He also highlighted disposal costs, with non-hazardous solid waste disposal at an estimated $1.28/lb. compared to hazardous solid waste at $4.00/lb. – he emphasized the reduction in hazardous waste disposal required. And this doesn’t include the benefit of simply keeping these disposable batteries out of the environment.
Brown bounced operational implementation scenarios off of subject matter experts and he was told that it might certainly work. And based upon his model, using rechargeable batteries can save an amount in the neighborhood of $15,000 per day, per infantry battalion, each using 182 batteries per day in operational scenarios.
Inside the thesis, Brown addresses what can be used to recharge the batteries. Vehicle chargers can be mounted into vehicles – and portable, fold-out solar panels weighing in at 1-3 pounds, can also be used. They are just as effective, rain or shine, and are using a renewable energy source to recharge the batteries.
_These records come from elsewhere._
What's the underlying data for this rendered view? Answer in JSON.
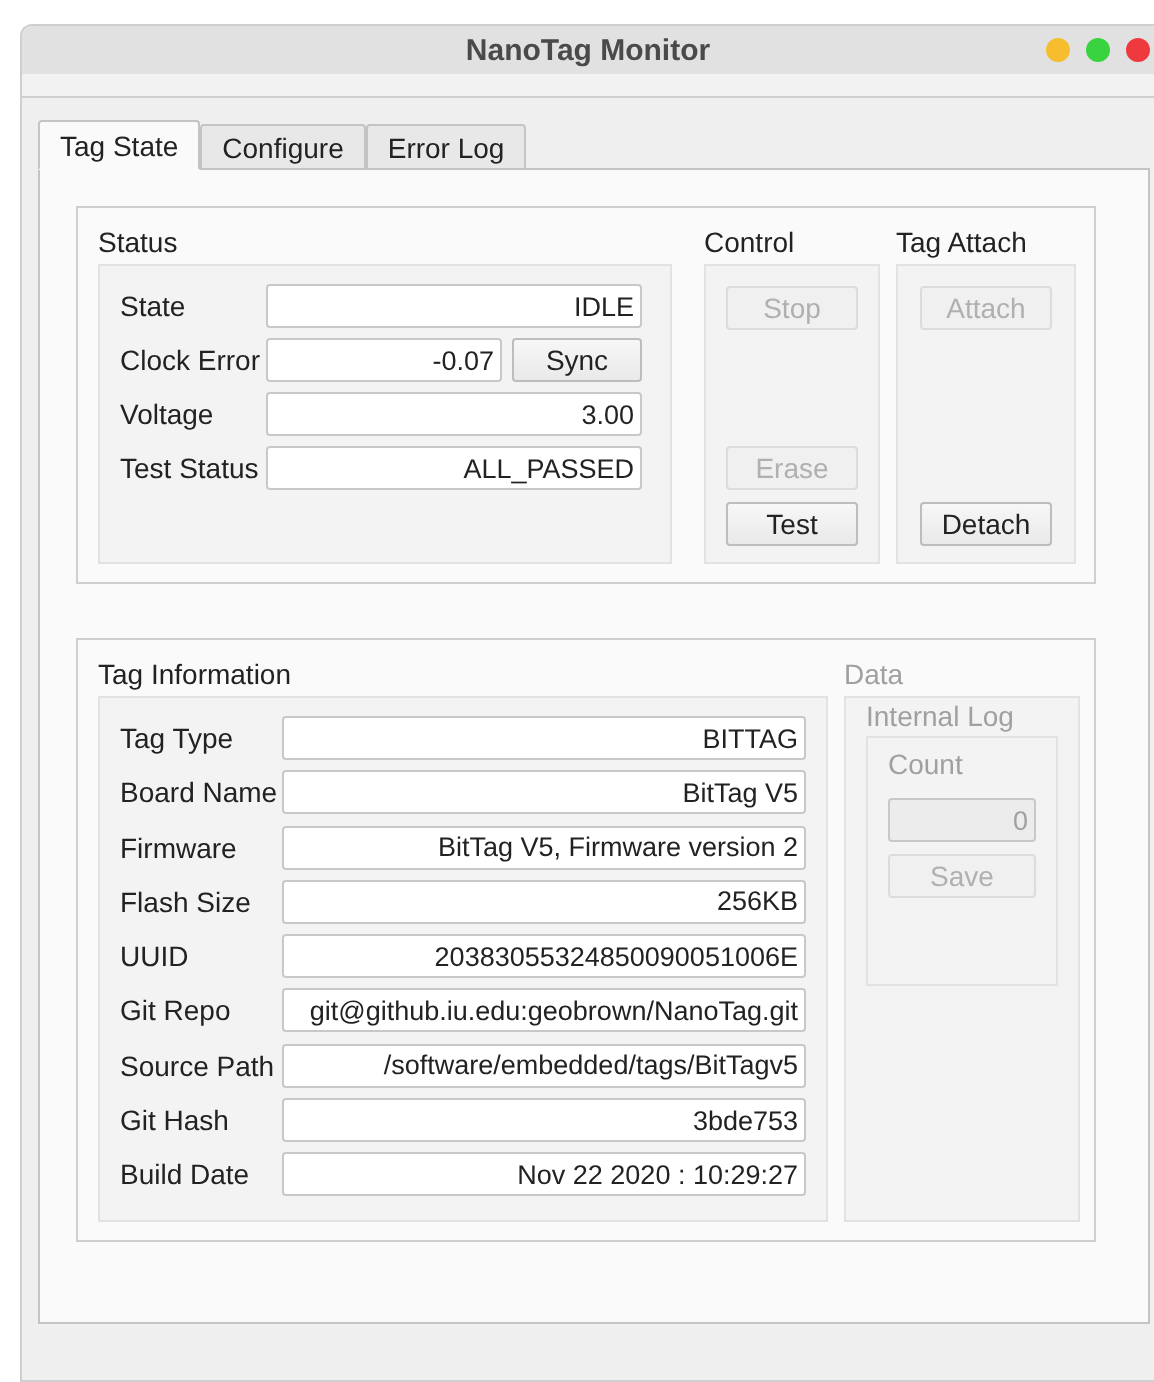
{
  "window": {
    "title": "NanoTag Monitor",
    "controls": [
      {
        "color": "#f6bd2f"
      },
      {
        "color": "#38d33f"
      },
      {
        "color": "#ee3a3f"
      }
    ]
  },
  "tabs": [
    {
      "label": "Tag State",
      "selected": true
    },
    {
      "label": "Configure",
      "selected": false
    },
    {
      "label": "Error Log",
      "selected": false
    }
  ],
  "status": {
    "title": "Status",
    "fields": [
      {
        "label": "State",
        "value": "IDLE"
      },
      {
        "label": "Clock Error",
        "value": "-0.07",
        "button": "Sync"
      },
      {
        "label": "Voltage",
        "value": "3.00"
      },
      {
        "label": "Test Status",
        "value": "ALL_PASSED"
      }
    ]
  },
  "control": {
    "title": "Control",
    "top_buttons": [
      {
        "label": "Stop",
        "disabled": true
      }
    ],
    "bottom_buttons": [
      {
        "label": "Erase",
        "disabled": true
      },
      {
        "label": "Test",
        "disabled": false
      }
    ]
  },
  "tag_attach": {
    "title": "Tag Attach",
    "top_buttons": [
      {
        "label": "Attach",
        "disabled": true
      }
    ],
    "bottom_buttons": [
      {
        "label": "Detach",
        "disabled": false
      }
    ]
  },
  "tag_information": {
    "title": "Tag Information",
    "fields": [
      {
        "label": "Tag Type",
        "value": "BITTAG"
      },
      {
        "label": "Board Name",
        "value": "BitTag V5"
      },
      {
        "label": "Firmware",
        "value": "BitTag V5, Firmware version 2"
      },
      {
        "label": "Flash Size",
        "value": "256KB"
      },
      {
        "label": "UUID",
        "value": "20383055324850090051006E"
      },
      {
        "label": "Git Repo",
        "value": "git@github.iu.edu:geobrown/NanoTag.git"
      },
      {
        "label": "Source Path",
        "value": "/software/embedded/tags/BitTagv5"
      },
      {
        "label": "Git Hash",
        "value": "3bde753"
      },
      {
        "label": "Build Date",
        "value": "Nov 22 2020 : 10:29:27"
      }
    ]
  },
  "data": {
    "title": "Data",
    "disabled": true,
    "internal_log": {
      "title": "Internal Log",
      "count_label": "Count",
      "count_value": "0",
      "button": "Save"
    }
  }
}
Brown stressed that everyone uses batteries – military, DoD, as well as the general population – but when it is not seen as a significant cost driver in a budget, it tends to fall below the radar. For any DoD entity who does use a lot of batteries, he noted, they should think about using rechargeable, as there is a tremendous push to reduce our cost of energy.
As far as next steps for the research on campus, co-advisor Nussbaum said, “Energy is hot, and batteries are just a piece of it. The next piece needs to be institutionalizing these ideas and results as policy within the services … I am looking for thesis topics to follow on.”
Brown graduated in December 2011 after 18 months of study with a Master of Science in Management and transferred to Marine Corps Systems Command in Quantico, Va. where he says he hopes to apply some of his research.
“It’s a matter of getting the word out there more than anything,” he said.